"It was a trip of misery to myth," Eric Rasmussen said. The Foundation Professor and chair of the University of Nevada, Reno's English Department recounts his recent trip abroad, and said that the worldwide media attention and excitement of the discovery of a 17th century first folio of William Shakespeare overshadowed his initial hesitancy to visit Saint-Omer, France.
"I received a call from a Saint-Omer librarian a week before I traveled to London for a meeting to plan the British Library exhibit in 2016 around the 400th anniversary of Shakespeare's death," Rasmussen explained. "I didn't want to leave London; most of these calls or inquires amount to nothing, but the Saint-Omer library also has a Gutenberg Bible. It takes someone with enough knowledge and interest to do some research, so I thought I better check it out."
It was librarians at a public library in northern France, particularly the director of the medieval and early modern collection, Rémy Cordonnier, who took interest in a book with no title page and no marks on the binding. They decided to contact Rasmussen to make the final connection.
"It was raining horribly when I traveled from England to France, then so quickly had to return to London, then the United States," Rasmussen said. "It was not a pleasant trip, but it took almost no time at all to know that I was looking at an original Shakespeare folio."
Before this discovery, it is believed that just 232 of Shakespeare's 800 first folios - some of the rarest books in the world - still exist. The first folio is recognized with preserving many of his plays since none of his original manuscripts survived.
"There are many indicators to quickly be able to authenticate a relic like this," Rasmussen continued. "From the press variant, watermarks, paper composition and binding. It's just that so many historical items get buried or lost during time that a discovery like this is magnificent."
The library staff at first assumed the coverless book was an 18th- or 19th-century facsimile or reprint.
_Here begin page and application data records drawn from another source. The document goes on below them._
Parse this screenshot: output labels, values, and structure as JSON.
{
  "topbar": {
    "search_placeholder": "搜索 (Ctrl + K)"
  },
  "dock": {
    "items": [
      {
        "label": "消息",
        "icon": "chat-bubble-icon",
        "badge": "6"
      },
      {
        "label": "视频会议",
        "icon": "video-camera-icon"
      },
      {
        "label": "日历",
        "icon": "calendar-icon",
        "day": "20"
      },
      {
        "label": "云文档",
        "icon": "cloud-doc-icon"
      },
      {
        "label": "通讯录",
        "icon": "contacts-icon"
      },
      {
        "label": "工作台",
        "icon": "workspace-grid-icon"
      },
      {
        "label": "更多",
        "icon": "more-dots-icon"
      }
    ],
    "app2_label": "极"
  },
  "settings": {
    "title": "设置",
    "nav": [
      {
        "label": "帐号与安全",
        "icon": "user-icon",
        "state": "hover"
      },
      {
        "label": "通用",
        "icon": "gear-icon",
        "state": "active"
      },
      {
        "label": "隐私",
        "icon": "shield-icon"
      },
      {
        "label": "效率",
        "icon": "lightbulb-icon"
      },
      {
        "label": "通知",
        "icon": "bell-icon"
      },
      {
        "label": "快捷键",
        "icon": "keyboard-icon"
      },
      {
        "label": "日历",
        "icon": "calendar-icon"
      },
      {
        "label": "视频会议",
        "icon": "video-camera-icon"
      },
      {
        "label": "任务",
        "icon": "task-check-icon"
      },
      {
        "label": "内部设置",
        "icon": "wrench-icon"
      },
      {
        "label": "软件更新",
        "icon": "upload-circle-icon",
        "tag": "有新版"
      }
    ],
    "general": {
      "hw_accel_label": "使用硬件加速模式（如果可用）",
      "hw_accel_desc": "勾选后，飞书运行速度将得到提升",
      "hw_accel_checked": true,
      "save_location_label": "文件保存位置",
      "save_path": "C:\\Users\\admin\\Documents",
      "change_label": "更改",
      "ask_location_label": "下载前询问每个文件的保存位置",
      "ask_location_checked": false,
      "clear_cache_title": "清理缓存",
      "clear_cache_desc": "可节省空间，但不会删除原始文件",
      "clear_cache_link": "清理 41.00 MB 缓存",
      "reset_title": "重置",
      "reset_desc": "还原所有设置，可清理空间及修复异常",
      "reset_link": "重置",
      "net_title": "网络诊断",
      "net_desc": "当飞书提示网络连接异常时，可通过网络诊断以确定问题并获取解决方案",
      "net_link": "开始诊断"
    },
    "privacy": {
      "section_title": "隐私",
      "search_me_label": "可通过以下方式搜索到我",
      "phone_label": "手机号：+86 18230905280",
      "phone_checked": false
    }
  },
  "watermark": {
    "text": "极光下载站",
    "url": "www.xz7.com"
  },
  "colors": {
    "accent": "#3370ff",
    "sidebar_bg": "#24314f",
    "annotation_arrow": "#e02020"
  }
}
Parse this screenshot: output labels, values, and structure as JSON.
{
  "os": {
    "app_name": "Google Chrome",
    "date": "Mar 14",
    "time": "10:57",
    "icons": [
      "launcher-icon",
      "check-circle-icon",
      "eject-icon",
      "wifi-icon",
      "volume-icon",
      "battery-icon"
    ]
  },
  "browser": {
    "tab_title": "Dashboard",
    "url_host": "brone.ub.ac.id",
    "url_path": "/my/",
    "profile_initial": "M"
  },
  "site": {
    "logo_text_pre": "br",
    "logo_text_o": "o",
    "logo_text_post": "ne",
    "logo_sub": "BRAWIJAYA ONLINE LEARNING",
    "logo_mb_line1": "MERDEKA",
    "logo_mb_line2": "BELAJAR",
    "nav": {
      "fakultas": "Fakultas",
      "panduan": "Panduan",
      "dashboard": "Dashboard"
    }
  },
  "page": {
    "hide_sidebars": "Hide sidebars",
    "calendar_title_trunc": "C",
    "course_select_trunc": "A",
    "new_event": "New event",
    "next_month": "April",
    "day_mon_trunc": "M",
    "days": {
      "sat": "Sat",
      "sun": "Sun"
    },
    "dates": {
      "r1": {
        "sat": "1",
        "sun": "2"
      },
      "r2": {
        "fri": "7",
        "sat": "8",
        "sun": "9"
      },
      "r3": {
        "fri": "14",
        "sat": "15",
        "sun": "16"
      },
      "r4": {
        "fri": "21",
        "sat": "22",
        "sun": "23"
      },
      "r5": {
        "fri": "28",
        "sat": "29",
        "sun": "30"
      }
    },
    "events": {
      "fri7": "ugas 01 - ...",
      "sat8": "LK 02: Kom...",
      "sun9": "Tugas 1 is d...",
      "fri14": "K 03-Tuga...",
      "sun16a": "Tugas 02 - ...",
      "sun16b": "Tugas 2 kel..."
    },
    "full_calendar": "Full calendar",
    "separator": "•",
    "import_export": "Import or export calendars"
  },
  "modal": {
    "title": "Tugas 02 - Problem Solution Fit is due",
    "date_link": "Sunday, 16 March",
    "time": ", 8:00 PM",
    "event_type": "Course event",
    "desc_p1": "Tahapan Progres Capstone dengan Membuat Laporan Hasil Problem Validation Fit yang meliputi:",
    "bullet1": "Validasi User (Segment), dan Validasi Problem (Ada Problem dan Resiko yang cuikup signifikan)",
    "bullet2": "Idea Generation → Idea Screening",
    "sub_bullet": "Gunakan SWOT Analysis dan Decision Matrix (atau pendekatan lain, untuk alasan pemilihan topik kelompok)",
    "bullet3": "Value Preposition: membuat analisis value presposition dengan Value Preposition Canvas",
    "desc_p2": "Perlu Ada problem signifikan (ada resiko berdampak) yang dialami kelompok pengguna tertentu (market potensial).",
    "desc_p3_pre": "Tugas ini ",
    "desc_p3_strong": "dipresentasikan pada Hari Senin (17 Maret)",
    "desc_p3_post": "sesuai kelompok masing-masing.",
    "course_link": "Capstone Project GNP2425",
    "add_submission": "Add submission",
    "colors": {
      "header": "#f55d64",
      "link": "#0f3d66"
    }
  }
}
The library is preparing for a British literature exhibition in 2015 and started to examine it more closely.
"It was cataloged with a Neville ownership signature," Rasmussen said, and during a National Public Radio interview on Thanksgiving Day, he further explained, "Neville was the alias that was taken by the Scarisbrick family, a family of Catholic nobles. And we know Edward Scarisbrick, who took the name of Neville, went to Saint-Omer College after the Catholics were banned from England's universities."
Rasmussen said that the Neville name has again provoked a long-disputed argument among scholars about whether William Shakespeare may have been a secret Catholic.
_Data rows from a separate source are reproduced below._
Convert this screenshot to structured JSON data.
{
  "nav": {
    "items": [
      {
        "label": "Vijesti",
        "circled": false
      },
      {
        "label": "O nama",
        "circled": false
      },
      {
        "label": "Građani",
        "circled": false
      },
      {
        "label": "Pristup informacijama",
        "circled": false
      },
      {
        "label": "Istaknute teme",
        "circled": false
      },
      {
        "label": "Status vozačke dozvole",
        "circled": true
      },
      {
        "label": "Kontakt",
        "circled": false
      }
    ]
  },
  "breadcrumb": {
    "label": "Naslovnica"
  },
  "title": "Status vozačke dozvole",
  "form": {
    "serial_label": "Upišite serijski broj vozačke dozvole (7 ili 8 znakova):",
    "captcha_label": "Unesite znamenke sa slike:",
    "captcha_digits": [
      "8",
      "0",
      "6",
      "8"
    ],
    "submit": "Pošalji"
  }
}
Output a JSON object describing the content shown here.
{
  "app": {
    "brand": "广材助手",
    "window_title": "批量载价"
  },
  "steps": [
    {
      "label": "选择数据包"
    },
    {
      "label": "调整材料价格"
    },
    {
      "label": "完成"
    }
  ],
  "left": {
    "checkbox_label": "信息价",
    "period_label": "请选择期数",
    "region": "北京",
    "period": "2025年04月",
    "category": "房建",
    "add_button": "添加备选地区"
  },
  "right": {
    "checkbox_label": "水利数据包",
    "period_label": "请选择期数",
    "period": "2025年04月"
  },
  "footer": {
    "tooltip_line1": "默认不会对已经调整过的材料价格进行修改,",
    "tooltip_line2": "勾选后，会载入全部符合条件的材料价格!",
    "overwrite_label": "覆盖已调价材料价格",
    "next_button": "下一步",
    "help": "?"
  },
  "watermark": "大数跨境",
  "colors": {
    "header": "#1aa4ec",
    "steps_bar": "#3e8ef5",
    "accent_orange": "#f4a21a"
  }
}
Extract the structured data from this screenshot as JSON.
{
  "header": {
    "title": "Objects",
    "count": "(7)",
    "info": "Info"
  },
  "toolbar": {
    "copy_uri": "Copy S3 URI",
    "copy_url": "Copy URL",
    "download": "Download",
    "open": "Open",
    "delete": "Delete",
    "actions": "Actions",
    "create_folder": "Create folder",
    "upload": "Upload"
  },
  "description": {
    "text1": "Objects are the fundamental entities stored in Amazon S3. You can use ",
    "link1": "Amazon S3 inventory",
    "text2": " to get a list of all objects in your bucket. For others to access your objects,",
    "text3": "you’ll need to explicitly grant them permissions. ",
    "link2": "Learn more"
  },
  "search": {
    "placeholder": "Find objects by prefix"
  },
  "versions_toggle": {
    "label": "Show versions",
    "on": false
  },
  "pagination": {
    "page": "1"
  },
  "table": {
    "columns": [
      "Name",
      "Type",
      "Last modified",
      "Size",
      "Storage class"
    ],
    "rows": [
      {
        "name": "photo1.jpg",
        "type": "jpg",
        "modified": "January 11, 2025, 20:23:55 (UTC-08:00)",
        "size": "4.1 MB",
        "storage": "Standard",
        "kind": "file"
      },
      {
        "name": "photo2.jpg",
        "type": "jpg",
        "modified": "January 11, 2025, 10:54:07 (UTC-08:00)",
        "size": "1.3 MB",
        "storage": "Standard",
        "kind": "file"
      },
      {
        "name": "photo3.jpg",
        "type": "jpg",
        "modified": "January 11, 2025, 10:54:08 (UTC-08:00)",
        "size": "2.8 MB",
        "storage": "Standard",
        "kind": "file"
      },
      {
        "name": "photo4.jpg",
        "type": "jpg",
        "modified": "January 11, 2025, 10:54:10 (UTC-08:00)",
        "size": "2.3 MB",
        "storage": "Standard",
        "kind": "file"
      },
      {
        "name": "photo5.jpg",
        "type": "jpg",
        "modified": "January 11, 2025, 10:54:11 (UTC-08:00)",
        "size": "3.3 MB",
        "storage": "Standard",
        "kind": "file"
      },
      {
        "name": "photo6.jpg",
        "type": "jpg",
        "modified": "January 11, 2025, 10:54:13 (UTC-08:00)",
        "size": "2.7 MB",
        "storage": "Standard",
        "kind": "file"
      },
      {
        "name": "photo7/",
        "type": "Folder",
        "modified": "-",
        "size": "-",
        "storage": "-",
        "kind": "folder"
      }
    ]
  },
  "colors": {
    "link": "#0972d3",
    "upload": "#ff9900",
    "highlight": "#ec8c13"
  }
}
In a New York Times interview , the first American outlet to break the story of the first folio discovery late last month, Rasmussen further explained the quarrel.
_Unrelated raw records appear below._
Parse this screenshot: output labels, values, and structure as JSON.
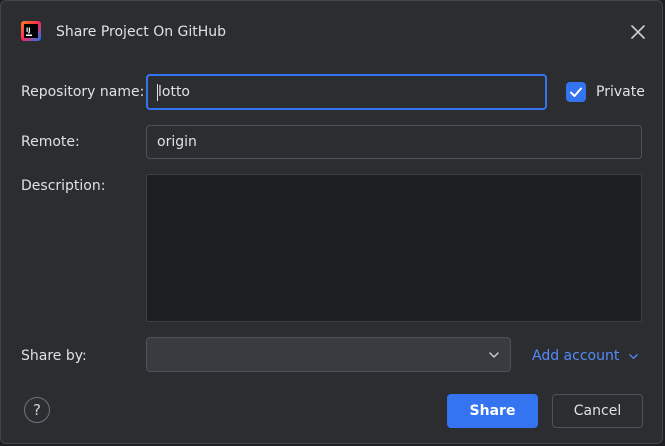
{
  "dialog": {
    "title": "Share Project On GitHub",
    "app_icon": "intellij-idea-icon",
    "close_icon": "close-icon"
  },
  "form": {
    "repository_name_label": "Repository name:",
    "repository_name_value": "lotto",
    "private_label": "Private",
    "private_checked": true,
    "remote_label": "Remote:",
    "remote_value": "origin",
    "description_label": "Description:",
    "description_value": "",
    "share_by_label": "Share by:",
    "share_by_value": "",
    "add_account_label": "Add account"
  },
  "footer": {
    "help_label": "?",
    "share_label": "Share",
    "cancel_label": "Cancel"
  },
  "colors": {
    "accent": "#3574f0",
    "link": "#548af7",
    "background": "#2b2d30"
  }
}
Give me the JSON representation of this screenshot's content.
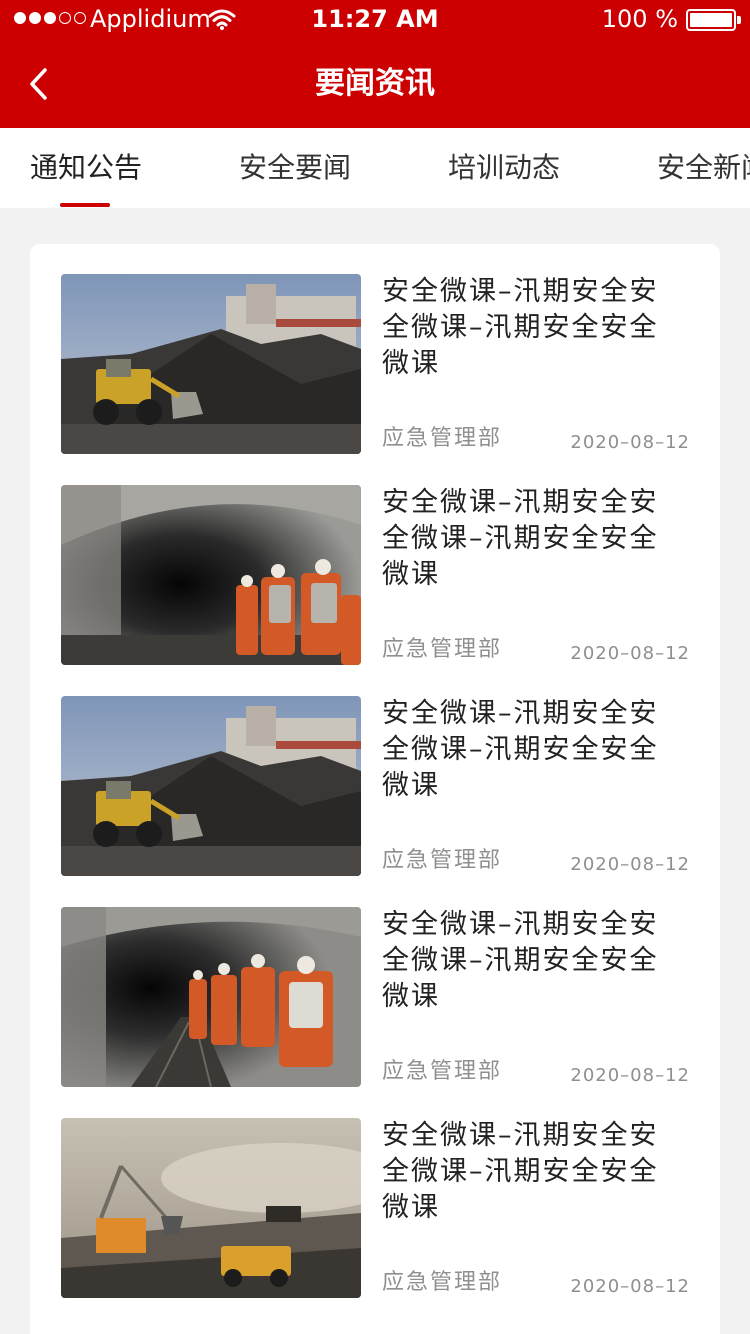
{
  "status_bar": {
    "carrier": "Applidium",
    "time": "11:27 AM",
    "battery": "100 %",
    "signal_bars_filled": 3,
    "signal_bars_total": 5
  },
  "nav": {
    "title": "要闻资讯",
    "back_icon": "chevron-left-icon"
  },
  "tabs": [
    {
      "label": "通知公告",
      "active": true
    },
    {
      "label": "安全要闻",
      "active": false
    },
    {
      "label": "培训动态",
      "active": false
    },
    {
      "label": "安全新闻",
      "active": false
    }
  ],
  "articles": [
    {
      "title": "安全微课–汛期安全安全微课–汛期安全安全微课",
      "source": "应急管理部",
      "date": "2020–08–12",
      "image": "coal-loader-photo"
    },
    {
      "title": "安全微课–汛期安全安全微课–汛期安全安全微课",
      "source": "应急管理部",
      "date": "2020–08–12",
      "image": "tunnel-miners-photo"
    },
    {
      "title": "安全微课–汛期安全安全微课–汛期安全安全微课",
      "source": "应急管理部",
      "date": "2020–08–12",
      "image": "coal-loader-photo"
    },
    {
      "title": "安全微课–汛期安全安全微课–汛期安全安全微课",
      "source": "应急管理部",
      "date": "2020–08–12",
      "image": "tunnel-miners-photo"
    },
    {
      "title": "安全微课–汛期安全安全微课–汛期安全安全微课",
      "source": "应急管理部",
      "date": "2020–08–12",
      "image": "open-pit-mine-photo"
    }
  ],
  "colors": {
    "brand_red": "#cc0000",
    "background": "#f2f2f2",
    "meta_gray": "#8f8f8f"
  }
}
"People have been making some vague arguments, but now for the first time we have a connection between the Jesuit college network and Shakespeare," he said. "The links become a little more substantial when you have this paper trail."
Rasmussen believes this discovery will stoke this controversial fire for some time. He's been busy personally answering every email he's received - nearly 500 the first week after media reports hit - many with requests to authenticate a family heirloom, a task he will not entertain.
Rasmussen now refocuses his time and attention to the British Library Shakespeare exhibition, which marks the 400th anniversary of Shakespeare's death in April 2016. He was asked to curate the exhibit, a role he humbly and proudly accepted. He will travel to London every few months leading up to the unveiling. The exhibit will run from April through September 2016.
Rasmussen has served on the Board of Trustees of the Shakespeare Association of America, on the General Council of the Malone Society, and as General Textual Editor of the Internet Shakespeare Editions Project - one of the most visited Shakespearean websites in the world.
Rasmussen has written and edited 50 scholarly books, the majority of which are about Shakespeare. He has established himself as the world's pre-eminent expert on Shakespeare's life, writing and language. Weighing in on the recent claims about the 1602 quarto edition of Thomas Kyd's play, The Spanish Tragedy, having been partially written by Shakespeare, and then moderating a scholarly duel on the authorship of Double Falsehood, people throughout the world turn to University of Nevada, Reno English Professor Rasmussen when they want to know more about Shakespeare.
At the University, Rasmussen has successfully garnered numerous grants and fellowships; has received the University's highest award for teaching excellence, the F. Donald Tibbitts Distinguished Teacher Award; the top teaching award for the entire Nevada System of Higher Education, the Regents' Teaching Award; and was selected last year as a Foundation Professor.